### What is required
Copy each line below in which the word "attribute" occurs.

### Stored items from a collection
━━━━━━━━
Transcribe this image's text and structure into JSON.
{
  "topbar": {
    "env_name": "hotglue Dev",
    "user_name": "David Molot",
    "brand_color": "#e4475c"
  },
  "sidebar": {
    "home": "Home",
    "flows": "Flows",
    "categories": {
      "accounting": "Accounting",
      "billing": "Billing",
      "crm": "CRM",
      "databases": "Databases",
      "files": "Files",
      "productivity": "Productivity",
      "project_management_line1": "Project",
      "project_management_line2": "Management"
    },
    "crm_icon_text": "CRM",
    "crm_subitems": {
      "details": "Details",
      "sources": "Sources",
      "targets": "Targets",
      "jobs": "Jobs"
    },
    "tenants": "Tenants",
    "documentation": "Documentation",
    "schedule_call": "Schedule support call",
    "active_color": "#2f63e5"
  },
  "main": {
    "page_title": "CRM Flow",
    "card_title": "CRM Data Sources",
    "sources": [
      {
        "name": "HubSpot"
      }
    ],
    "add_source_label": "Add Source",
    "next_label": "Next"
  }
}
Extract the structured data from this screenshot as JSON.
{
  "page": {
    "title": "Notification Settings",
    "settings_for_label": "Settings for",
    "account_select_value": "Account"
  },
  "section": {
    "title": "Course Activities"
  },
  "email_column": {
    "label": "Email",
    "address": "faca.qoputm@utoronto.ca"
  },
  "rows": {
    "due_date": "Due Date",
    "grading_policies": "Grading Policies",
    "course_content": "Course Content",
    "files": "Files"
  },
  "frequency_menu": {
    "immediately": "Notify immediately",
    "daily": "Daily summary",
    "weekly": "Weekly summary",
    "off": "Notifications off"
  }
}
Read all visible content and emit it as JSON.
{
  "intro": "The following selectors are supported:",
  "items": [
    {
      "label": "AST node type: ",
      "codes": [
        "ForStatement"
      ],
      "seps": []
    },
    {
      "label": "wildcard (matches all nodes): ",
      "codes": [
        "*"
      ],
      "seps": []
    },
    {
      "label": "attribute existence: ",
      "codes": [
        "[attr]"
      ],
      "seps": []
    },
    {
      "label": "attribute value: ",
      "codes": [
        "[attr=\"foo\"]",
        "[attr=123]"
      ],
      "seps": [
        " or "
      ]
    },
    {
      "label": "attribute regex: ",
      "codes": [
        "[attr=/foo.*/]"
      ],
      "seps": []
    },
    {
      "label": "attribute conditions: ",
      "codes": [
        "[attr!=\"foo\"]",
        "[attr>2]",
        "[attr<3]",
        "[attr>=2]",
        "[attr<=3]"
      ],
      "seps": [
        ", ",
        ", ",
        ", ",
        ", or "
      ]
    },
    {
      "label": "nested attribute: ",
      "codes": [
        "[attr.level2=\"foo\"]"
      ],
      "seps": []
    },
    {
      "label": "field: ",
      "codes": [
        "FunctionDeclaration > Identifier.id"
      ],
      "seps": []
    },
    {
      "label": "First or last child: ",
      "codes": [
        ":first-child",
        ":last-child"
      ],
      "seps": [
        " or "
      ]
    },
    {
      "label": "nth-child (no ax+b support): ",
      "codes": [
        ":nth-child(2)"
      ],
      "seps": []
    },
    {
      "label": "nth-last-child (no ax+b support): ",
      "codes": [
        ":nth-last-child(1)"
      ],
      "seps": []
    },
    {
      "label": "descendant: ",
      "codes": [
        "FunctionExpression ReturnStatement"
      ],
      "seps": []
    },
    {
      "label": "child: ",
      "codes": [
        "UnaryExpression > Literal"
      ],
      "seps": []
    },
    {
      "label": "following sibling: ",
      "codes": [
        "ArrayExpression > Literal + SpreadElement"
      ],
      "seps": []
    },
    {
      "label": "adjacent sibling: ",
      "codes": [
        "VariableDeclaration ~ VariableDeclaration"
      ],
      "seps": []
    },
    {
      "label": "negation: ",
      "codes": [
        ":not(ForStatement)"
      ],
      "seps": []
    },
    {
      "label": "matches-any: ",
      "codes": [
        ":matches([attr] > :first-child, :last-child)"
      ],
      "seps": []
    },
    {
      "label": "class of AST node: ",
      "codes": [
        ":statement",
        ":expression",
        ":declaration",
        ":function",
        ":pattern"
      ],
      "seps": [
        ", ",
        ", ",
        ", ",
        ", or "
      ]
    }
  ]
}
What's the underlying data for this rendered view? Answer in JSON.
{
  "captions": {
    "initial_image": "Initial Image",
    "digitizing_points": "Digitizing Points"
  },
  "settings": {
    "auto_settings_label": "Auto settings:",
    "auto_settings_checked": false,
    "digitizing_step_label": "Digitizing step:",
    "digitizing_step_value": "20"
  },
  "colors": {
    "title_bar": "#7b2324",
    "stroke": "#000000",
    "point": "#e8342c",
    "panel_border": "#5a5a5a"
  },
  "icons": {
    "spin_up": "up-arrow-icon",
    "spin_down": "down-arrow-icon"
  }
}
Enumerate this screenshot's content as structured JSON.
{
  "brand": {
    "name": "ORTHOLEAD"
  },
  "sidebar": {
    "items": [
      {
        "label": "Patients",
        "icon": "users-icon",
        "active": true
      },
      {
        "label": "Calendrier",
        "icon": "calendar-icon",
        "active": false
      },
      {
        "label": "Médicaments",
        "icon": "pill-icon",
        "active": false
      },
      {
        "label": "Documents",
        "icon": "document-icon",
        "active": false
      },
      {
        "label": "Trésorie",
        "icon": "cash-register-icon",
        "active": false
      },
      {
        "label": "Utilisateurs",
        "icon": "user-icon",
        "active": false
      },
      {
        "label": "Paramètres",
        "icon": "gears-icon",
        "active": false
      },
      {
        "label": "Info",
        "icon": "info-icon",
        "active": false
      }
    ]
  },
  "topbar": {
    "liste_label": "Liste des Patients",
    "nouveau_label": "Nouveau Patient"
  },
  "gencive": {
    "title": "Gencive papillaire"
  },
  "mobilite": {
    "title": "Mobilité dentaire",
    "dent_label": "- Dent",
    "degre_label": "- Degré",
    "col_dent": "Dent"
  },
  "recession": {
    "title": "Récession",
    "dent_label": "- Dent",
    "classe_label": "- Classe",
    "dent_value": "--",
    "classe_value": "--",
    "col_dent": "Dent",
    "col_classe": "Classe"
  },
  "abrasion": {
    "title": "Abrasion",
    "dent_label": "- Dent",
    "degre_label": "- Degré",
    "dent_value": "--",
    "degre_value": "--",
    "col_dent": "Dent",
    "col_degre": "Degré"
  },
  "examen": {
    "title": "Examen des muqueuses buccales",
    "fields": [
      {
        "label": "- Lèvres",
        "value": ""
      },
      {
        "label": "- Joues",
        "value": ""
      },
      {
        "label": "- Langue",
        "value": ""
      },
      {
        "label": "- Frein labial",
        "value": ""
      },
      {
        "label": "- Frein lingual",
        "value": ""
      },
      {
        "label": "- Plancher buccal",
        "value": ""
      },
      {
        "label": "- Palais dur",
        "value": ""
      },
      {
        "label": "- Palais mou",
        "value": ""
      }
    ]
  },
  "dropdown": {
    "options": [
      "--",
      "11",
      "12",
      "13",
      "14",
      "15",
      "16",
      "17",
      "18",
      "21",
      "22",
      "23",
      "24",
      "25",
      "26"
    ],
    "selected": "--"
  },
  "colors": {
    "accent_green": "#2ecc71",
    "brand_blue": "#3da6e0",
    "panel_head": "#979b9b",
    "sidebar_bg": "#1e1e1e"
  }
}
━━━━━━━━
### Response to this exercise
      "label": "attribute existence: ",
      "label": "attribute value: ",
      "label": "attribute regex: ",
      "label": "attribute conditions: ",
      "label": "nested attribute: ",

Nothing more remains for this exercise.